What the exercise asks ▸ Locate the word "icon" in the material, then show every line that holds it.

Records for this task ▸
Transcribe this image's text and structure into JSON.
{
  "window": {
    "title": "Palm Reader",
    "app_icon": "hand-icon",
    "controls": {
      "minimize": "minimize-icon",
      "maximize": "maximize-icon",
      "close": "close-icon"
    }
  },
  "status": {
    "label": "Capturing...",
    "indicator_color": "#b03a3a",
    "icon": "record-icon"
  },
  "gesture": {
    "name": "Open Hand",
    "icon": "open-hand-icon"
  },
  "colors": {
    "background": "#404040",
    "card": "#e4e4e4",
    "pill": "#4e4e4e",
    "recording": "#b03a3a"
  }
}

Answer to this problem ▸
    "app_icon": "hand-icon",
      "minimize": "minimize-icon",
      "maximize": "maximize-icon",
      "close": "close-icon"
    "icon": "record-icon"
    "icon": "open-hand-icon"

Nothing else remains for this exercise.